**Data**
BEGIN

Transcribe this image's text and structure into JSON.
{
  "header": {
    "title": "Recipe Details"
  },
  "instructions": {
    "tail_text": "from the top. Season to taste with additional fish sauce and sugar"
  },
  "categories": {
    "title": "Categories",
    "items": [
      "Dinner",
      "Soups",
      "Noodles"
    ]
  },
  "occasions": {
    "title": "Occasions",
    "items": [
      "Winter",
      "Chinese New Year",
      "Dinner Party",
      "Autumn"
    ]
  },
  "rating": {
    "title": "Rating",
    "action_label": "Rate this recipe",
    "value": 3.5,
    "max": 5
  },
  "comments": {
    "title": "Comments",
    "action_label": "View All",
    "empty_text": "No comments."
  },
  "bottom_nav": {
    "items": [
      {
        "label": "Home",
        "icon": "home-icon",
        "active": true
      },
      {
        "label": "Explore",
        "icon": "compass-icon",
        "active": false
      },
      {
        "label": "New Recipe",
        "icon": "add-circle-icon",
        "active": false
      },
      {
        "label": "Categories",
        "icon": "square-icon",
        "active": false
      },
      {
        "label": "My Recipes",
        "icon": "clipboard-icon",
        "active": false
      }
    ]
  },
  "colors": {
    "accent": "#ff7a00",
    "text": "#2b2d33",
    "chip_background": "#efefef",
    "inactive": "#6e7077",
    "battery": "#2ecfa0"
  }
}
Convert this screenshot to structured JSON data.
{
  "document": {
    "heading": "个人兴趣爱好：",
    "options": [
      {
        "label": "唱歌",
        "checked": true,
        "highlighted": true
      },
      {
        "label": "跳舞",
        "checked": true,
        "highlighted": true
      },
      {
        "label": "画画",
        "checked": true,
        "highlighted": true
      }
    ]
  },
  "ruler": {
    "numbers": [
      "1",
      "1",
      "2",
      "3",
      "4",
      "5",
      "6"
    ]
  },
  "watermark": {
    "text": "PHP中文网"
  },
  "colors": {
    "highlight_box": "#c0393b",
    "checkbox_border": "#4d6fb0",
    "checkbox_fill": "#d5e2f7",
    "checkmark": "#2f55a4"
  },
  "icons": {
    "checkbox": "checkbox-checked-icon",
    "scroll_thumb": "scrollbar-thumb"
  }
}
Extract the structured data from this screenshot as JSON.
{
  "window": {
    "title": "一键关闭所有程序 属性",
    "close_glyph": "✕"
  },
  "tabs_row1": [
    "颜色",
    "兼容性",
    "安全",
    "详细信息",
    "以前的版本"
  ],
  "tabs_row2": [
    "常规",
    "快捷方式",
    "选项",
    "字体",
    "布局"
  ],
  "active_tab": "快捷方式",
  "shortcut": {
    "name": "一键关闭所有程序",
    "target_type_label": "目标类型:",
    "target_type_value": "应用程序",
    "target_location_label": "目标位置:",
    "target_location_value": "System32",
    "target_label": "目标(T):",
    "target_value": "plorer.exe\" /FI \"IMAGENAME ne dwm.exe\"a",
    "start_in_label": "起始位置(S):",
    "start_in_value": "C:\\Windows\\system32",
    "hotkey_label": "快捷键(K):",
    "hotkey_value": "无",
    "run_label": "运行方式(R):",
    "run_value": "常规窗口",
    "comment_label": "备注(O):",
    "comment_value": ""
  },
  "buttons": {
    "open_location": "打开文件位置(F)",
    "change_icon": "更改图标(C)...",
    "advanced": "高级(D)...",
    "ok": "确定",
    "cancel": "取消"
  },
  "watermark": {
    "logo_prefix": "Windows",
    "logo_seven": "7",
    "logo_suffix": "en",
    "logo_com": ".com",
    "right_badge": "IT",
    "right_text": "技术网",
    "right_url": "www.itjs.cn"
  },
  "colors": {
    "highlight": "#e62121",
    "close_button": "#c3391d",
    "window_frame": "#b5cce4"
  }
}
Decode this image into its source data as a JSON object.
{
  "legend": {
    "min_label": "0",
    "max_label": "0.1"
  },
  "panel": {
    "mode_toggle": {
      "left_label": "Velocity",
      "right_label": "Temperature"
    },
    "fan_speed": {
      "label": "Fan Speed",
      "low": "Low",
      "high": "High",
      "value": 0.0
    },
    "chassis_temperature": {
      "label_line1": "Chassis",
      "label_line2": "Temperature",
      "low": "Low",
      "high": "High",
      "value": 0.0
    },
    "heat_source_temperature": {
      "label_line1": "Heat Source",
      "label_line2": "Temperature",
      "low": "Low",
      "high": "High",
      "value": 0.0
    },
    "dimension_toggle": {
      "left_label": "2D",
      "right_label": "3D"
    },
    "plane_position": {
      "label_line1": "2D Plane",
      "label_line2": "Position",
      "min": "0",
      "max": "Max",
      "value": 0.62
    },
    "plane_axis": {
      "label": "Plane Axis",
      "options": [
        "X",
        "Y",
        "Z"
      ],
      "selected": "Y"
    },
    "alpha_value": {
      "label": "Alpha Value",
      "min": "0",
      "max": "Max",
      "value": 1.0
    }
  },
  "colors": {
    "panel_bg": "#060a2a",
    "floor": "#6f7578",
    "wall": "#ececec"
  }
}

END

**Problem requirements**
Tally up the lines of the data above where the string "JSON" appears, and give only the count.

**Exercise result**
4